Records START
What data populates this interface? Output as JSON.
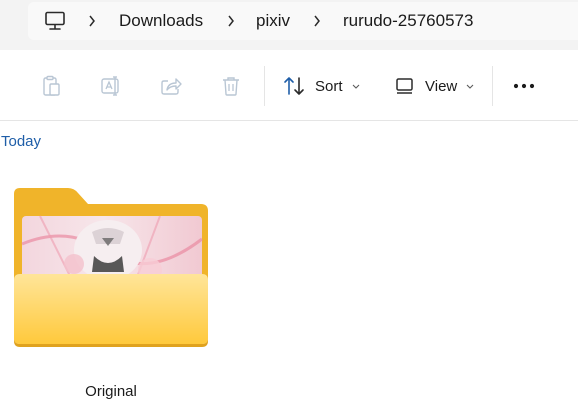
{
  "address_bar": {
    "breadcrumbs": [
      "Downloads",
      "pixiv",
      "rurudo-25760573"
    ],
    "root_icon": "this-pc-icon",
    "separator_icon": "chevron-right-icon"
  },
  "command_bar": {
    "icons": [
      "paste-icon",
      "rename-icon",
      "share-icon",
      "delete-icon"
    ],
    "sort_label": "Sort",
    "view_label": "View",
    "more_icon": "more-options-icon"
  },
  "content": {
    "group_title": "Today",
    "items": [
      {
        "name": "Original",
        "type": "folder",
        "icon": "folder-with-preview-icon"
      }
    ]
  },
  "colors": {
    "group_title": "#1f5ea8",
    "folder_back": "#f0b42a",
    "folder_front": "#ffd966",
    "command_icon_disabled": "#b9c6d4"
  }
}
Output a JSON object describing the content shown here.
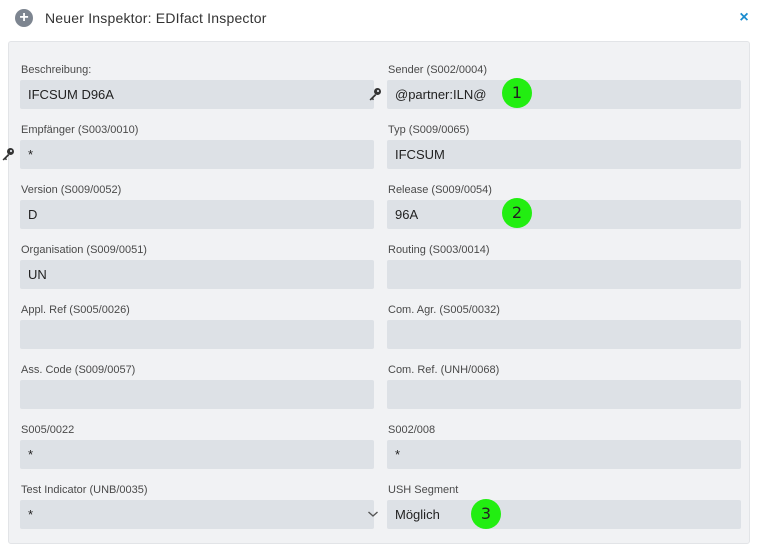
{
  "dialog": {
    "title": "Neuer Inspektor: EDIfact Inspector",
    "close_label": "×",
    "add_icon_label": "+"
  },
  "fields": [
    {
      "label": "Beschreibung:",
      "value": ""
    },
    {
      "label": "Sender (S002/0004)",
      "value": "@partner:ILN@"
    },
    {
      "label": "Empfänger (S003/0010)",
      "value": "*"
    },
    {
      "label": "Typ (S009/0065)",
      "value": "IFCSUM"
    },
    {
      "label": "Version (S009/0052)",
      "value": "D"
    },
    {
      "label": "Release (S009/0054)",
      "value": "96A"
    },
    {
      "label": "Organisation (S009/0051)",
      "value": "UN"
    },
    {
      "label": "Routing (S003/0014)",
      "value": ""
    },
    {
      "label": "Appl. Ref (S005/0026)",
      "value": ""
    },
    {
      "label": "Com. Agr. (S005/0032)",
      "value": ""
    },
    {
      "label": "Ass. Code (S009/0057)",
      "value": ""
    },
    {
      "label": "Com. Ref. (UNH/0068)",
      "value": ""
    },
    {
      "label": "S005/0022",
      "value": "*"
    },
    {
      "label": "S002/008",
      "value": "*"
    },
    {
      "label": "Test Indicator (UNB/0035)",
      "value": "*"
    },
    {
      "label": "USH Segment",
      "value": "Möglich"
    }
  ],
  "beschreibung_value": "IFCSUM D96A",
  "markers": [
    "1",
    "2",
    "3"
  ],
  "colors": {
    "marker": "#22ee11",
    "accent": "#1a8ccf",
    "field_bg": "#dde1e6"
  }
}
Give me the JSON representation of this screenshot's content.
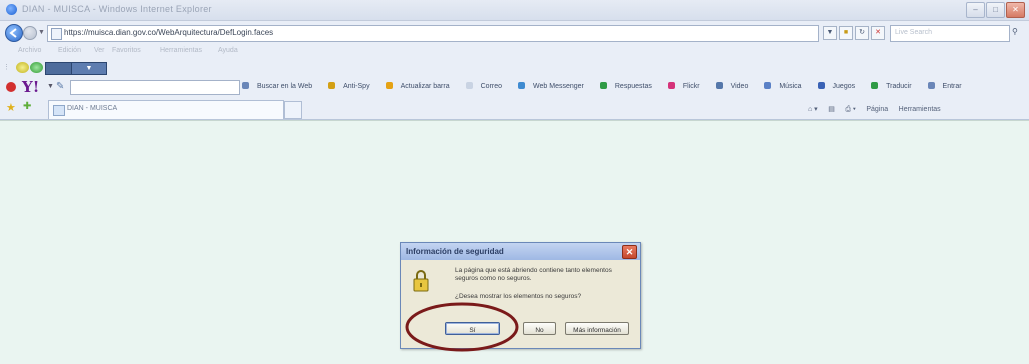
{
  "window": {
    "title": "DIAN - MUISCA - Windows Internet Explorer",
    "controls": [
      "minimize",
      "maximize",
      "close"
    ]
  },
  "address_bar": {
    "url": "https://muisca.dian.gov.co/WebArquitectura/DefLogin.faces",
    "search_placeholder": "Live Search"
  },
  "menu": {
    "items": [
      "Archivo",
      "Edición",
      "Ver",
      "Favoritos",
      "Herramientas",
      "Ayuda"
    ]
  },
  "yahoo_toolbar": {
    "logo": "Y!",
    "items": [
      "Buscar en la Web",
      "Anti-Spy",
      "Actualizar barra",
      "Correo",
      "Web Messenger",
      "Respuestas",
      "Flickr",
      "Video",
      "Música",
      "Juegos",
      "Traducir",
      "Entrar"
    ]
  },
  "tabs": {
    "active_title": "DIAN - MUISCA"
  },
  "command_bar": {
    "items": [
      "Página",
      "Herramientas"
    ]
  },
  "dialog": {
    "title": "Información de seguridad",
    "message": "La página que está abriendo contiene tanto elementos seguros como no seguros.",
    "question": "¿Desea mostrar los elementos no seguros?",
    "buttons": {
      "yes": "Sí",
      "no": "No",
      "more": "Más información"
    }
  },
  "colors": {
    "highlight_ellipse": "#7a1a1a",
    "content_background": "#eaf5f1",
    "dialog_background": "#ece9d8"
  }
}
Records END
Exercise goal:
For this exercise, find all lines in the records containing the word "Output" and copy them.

Task result:
What data populates this interface? Output as JSON.
Output a JSON object describing the content shown here.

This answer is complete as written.